(Exercise aim) Return each line of the entries that mentions the word "https".

(Website and app data records)
┄┄┄┄┄┄┄┄┄┄┄┄┄┄┄┄┄┄┄┄
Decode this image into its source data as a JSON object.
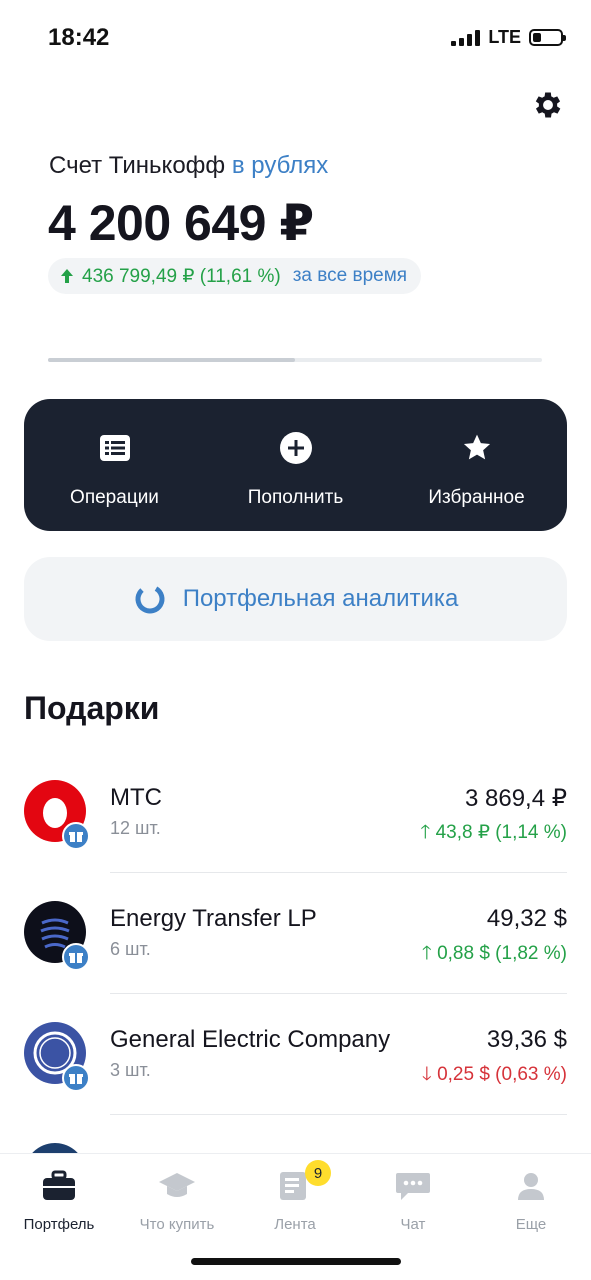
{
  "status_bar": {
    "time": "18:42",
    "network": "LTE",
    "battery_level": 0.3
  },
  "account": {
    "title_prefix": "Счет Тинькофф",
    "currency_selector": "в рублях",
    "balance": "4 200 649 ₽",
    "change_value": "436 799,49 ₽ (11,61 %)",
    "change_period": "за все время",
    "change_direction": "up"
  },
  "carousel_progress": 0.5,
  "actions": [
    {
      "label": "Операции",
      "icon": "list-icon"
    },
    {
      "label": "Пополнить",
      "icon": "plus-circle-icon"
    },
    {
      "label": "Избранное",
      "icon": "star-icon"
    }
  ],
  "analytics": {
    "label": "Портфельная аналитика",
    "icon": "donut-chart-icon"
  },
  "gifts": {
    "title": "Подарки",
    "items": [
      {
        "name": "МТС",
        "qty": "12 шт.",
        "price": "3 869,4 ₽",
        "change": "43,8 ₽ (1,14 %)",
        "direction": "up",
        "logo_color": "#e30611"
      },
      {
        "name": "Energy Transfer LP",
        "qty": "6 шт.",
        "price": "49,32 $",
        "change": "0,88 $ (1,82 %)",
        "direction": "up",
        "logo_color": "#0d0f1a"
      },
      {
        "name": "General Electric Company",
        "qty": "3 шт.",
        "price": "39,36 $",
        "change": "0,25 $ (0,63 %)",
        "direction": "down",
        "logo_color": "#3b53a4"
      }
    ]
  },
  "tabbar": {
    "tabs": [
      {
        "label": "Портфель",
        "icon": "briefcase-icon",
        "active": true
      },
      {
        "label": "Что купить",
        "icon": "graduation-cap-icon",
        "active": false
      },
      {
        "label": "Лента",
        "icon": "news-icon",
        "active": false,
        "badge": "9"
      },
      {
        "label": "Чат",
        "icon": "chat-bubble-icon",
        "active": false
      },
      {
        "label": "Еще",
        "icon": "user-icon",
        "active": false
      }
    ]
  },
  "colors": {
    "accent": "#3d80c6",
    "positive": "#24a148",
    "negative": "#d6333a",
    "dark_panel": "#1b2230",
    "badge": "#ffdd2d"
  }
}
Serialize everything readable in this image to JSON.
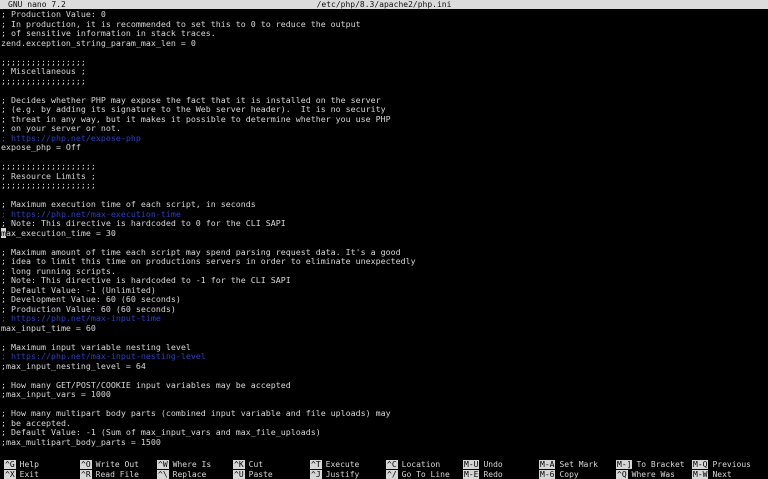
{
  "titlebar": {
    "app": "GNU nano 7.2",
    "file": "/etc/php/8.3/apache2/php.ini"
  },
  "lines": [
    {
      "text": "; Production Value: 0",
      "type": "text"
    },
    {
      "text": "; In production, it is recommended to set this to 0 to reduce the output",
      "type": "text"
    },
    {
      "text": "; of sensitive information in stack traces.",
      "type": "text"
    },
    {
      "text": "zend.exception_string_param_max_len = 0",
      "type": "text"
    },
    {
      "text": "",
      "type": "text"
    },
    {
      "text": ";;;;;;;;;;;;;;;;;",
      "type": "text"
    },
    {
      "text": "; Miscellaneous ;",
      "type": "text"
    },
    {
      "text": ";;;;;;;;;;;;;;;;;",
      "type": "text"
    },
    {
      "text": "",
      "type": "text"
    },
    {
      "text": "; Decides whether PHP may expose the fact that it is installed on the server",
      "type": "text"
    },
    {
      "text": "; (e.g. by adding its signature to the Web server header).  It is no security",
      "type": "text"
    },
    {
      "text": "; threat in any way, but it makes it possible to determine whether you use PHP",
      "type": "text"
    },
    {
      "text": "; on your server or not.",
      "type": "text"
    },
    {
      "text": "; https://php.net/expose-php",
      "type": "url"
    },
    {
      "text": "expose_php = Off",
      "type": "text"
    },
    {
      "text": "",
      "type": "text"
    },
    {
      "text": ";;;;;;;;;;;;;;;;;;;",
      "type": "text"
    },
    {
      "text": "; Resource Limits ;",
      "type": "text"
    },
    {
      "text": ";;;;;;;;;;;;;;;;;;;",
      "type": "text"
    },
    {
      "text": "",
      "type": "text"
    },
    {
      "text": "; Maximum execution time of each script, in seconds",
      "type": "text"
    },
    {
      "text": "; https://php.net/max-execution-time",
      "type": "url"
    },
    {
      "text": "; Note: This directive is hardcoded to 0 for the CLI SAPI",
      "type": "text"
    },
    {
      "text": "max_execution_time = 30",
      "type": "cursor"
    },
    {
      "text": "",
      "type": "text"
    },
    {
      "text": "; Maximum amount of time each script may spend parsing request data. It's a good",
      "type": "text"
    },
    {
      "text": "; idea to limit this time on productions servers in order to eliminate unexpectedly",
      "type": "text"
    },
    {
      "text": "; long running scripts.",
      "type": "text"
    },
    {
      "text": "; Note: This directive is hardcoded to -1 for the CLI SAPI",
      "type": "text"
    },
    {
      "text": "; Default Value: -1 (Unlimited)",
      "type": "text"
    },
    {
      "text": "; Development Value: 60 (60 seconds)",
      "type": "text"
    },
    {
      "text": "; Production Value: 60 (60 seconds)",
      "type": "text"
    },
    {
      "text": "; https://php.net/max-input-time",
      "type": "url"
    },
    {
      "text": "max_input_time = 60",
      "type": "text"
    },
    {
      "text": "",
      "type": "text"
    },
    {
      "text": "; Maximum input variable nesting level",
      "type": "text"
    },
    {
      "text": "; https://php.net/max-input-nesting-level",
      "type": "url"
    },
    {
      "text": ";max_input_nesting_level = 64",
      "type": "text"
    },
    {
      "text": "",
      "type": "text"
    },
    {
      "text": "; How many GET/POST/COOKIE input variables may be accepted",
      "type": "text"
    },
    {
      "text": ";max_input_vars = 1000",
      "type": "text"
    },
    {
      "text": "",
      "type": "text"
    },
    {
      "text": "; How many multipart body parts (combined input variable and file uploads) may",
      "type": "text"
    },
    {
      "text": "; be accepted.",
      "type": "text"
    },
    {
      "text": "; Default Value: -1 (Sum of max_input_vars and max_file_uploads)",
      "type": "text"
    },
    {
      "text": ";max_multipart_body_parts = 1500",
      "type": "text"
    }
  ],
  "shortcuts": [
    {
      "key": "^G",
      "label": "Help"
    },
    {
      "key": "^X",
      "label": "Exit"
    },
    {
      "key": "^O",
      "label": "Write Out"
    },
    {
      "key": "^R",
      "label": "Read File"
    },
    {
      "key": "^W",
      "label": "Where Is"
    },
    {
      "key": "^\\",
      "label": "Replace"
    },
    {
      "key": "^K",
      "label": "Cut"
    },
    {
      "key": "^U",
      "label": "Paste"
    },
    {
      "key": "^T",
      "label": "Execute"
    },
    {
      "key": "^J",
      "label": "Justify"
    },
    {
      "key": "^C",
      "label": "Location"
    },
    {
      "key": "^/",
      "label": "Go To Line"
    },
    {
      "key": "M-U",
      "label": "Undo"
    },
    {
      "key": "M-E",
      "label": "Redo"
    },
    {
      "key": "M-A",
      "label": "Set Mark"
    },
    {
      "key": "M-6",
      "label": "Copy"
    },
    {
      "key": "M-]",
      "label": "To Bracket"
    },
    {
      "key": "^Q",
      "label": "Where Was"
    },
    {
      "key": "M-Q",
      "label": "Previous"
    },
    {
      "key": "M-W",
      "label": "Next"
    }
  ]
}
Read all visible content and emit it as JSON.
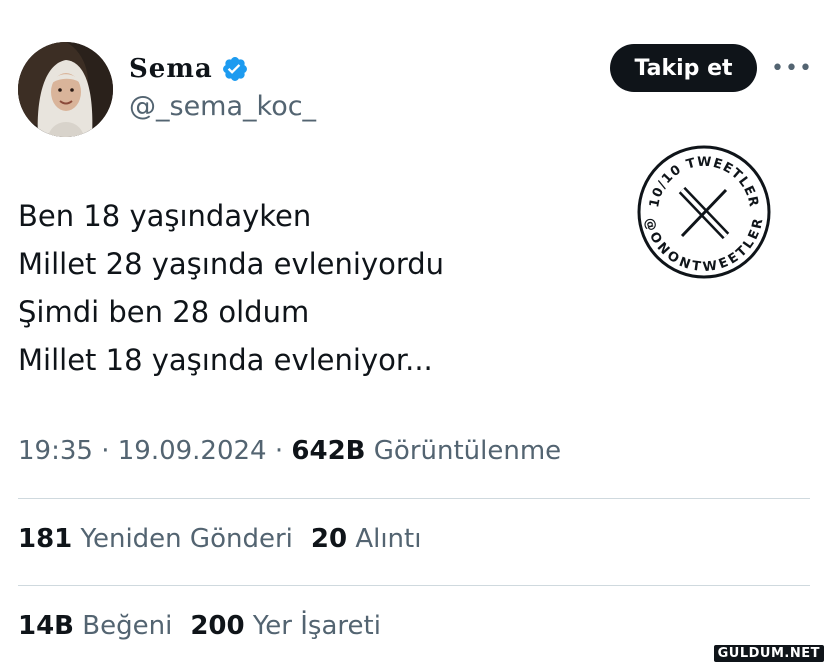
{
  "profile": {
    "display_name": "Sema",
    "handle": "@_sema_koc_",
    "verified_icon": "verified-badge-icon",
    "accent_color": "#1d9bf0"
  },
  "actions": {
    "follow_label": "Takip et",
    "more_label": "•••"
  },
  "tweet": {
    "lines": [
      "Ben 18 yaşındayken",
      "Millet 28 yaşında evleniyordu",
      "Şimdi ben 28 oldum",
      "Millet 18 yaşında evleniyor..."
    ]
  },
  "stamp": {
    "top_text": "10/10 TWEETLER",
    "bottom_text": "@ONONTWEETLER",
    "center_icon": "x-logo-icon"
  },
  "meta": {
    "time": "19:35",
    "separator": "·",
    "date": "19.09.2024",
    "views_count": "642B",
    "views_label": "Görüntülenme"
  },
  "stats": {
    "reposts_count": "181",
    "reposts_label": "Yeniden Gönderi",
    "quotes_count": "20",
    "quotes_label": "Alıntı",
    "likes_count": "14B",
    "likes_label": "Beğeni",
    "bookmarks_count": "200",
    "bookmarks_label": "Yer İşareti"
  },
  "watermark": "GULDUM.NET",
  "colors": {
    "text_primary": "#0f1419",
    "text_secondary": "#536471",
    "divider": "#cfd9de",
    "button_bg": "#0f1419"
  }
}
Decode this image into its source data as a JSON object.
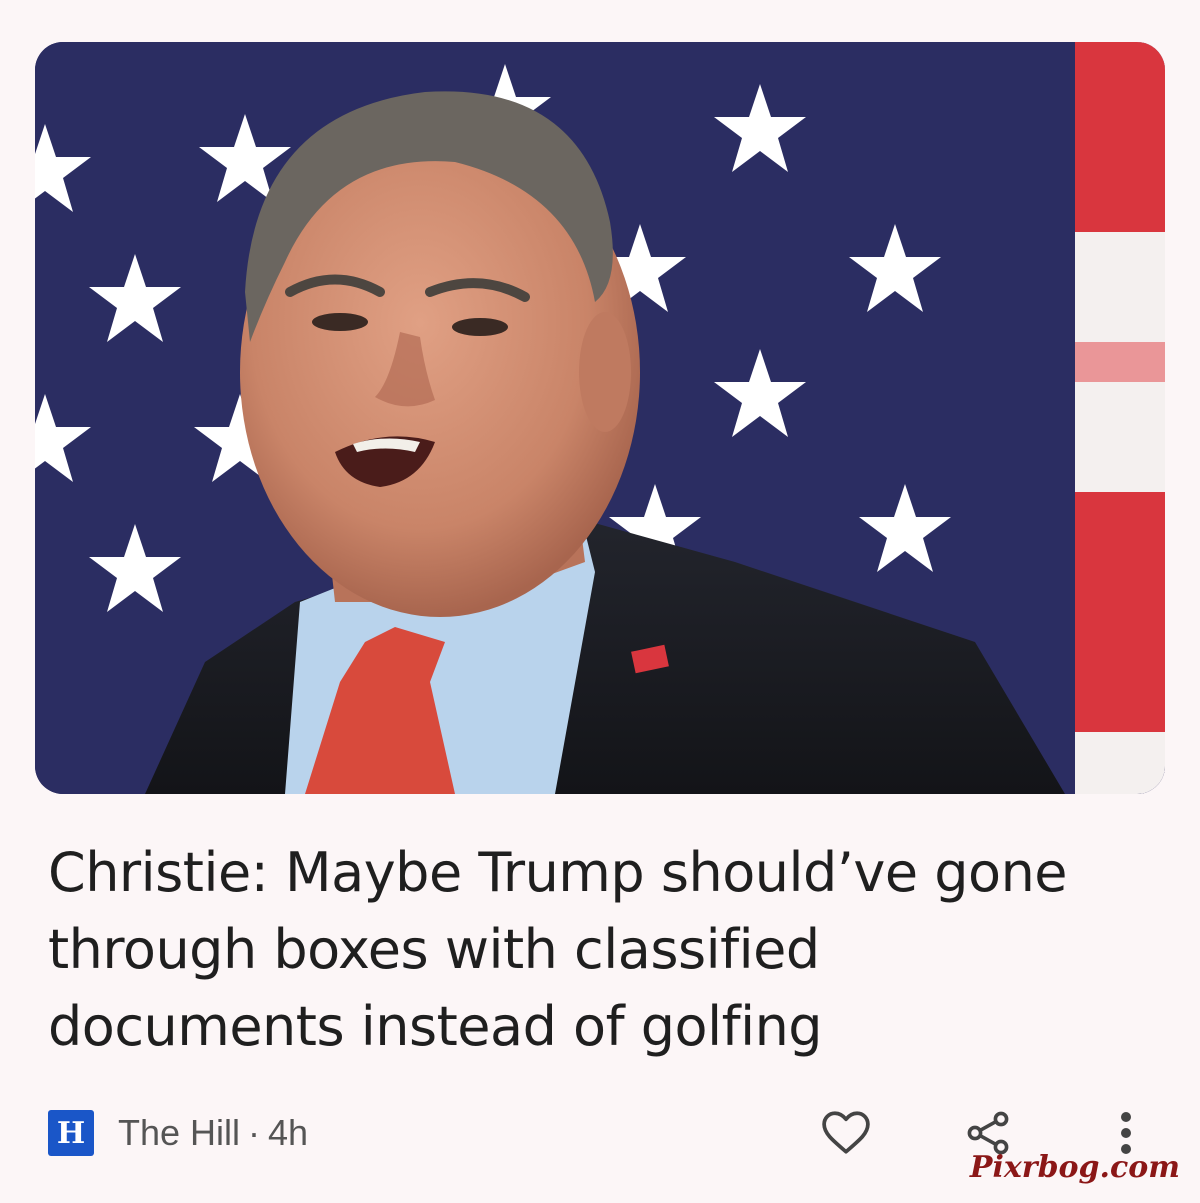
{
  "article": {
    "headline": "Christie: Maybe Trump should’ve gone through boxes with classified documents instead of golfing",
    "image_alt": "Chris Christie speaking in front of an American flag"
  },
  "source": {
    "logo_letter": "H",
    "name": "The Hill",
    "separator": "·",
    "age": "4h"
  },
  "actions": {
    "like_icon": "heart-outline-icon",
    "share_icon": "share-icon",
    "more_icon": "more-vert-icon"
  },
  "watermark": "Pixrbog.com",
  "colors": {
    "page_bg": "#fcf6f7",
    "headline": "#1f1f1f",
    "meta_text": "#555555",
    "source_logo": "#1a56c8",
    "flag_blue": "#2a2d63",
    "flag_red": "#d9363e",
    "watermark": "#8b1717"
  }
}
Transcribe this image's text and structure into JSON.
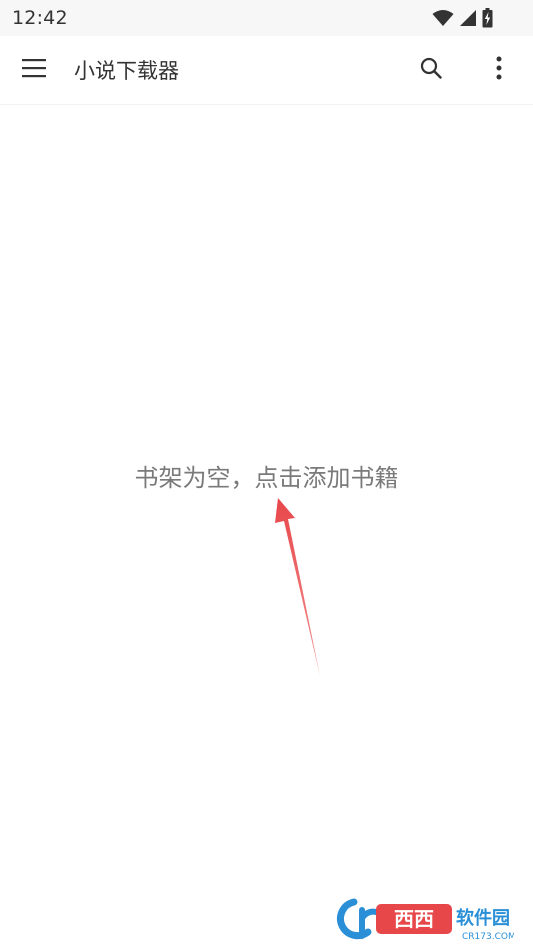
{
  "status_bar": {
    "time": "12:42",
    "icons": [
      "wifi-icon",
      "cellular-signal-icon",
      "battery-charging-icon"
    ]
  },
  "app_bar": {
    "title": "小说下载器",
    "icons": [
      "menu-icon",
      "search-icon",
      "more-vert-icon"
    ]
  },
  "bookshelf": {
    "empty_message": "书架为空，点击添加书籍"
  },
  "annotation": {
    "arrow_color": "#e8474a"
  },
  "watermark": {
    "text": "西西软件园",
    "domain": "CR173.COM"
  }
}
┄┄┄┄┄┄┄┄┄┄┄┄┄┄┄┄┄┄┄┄
(Response to the exercise)
      "text": "; https://php.net/expose-php",
      "text": "; https://php.net/max-execution-time",
      "text": "; https://php.net/max-input-time",
      "text": "; https://php.net/max-input-nesting-level",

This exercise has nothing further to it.